“States that do not expand Medicaid will not receive the full benefit of the savings that will result from providing less uncompensated care,” Carter Price, the study's lead author and a mathematician at RAND, said in a news release. “Furthermore, these states will still be subject to the taxes, fees and other revenue provisions of the Affordable Care Act, without reaping the benefit of the additional federal spending, which will cost those states economically.”
Last June, the U.S. Supreme Court ruled that states could block the expansion of Medicaid under the ACA, which would provide health insurance to individuals and families who earn up to 138% of the federal poverty level.

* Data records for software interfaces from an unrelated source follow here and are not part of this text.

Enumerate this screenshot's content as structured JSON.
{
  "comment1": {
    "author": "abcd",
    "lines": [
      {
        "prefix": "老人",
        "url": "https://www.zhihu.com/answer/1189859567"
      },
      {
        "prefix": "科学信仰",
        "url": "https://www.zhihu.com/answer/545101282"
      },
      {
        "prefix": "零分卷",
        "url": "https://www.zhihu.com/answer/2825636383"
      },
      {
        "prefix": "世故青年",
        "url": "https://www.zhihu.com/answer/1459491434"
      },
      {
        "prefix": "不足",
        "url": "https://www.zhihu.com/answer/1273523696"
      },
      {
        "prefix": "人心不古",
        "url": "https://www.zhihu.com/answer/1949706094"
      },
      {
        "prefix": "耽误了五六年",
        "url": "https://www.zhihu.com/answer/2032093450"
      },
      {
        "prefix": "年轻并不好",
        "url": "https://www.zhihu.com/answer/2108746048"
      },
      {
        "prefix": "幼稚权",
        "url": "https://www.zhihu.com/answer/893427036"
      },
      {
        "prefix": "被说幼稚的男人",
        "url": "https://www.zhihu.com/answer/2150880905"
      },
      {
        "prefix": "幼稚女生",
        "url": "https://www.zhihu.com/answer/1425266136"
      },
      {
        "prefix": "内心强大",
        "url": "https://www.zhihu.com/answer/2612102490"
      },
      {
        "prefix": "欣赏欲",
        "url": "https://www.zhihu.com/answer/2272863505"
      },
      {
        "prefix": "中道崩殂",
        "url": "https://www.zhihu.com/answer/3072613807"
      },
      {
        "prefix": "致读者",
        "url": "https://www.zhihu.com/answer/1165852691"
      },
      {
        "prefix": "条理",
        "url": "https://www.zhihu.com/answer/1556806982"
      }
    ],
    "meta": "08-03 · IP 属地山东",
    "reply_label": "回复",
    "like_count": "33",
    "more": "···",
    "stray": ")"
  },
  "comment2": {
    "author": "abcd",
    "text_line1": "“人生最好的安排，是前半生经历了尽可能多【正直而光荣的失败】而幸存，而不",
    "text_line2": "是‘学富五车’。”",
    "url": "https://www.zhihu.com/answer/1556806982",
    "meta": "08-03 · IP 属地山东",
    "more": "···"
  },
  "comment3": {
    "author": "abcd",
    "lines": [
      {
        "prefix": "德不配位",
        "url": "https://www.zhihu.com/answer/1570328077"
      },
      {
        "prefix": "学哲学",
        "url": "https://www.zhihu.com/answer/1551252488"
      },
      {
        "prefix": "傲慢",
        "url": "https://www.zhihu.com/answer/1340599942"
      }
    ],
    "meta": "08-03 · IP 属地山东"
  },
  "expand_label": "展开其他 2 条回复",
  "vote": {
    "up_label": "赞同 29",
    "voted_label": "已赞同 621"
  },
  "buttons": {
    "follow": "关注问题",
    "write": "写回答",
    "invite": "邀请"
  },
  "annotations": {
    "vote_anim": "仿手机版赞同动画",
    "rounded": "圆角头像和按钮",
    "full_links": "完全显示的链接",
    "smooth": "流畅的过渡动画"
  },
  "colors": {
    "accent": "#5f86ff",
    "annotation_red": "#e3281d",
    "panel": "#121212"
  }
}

As more people become eligible for Medicaid benefits under the law, the federal government will pay a larger share of Medicaid costs than it does now. The federal government currently pays about 57% of the total cost of Medicaid nationally. But under the expansion, the feds would cover 100% of those costs from 2014-2106, dropping gradually to 90% of costs in 2020.
According to the RAND study, the states' share of the cost of expanding Medicaid would be lower than the costs of providing uncompensated care to their uninsured residents. “Choosing not to expand Medicaid may turn out to be the more-costly path for state and local governments,” Price said in the release.
RAND is not the only organization to conclude that expanding Medicaid may be more cost-effective for states.
In North Carolina last month, more than 200 hospital leaders, led by Laura Easton, chair of the North Carolina Hospital Association, met to encourage Republican Governor Pat McCrory and the state's Republican-controlled legislature to reconsider healthcare funding policies, including their opposition to expanding Medicaid.
“Hospitals are working to adapt but may need to eliminate jobs, cut services or both in order to continue serving as the safety nets to our communities,” Easton said.
In Pennsylvania, the state's Independent Fiscal Office and the Pennsylvania Economy League both determined that Medicaid expansion would have a positive economic effect on the state. They found that $16.5 billion in federal payments would exceed by ten times the $1.64 billion cost to the state for the expansion. It's the kind of evidence that many state hospital associations, including Pennsylvania's, are pointing to as they continue to lobby their state governments on this issue.
“We continue to talk to the governor's office and legislators and hope they reach the conclusion we have reached about the economic effects,” Roger Baumgarten, director of media relations at The Hospital and Healthsystem Association said in an interview. “Our view is the governor is doing his due diligence. We've not heard the door slam on it just yet.”
Follow Rachel Landen on Twitter: @MHrlanden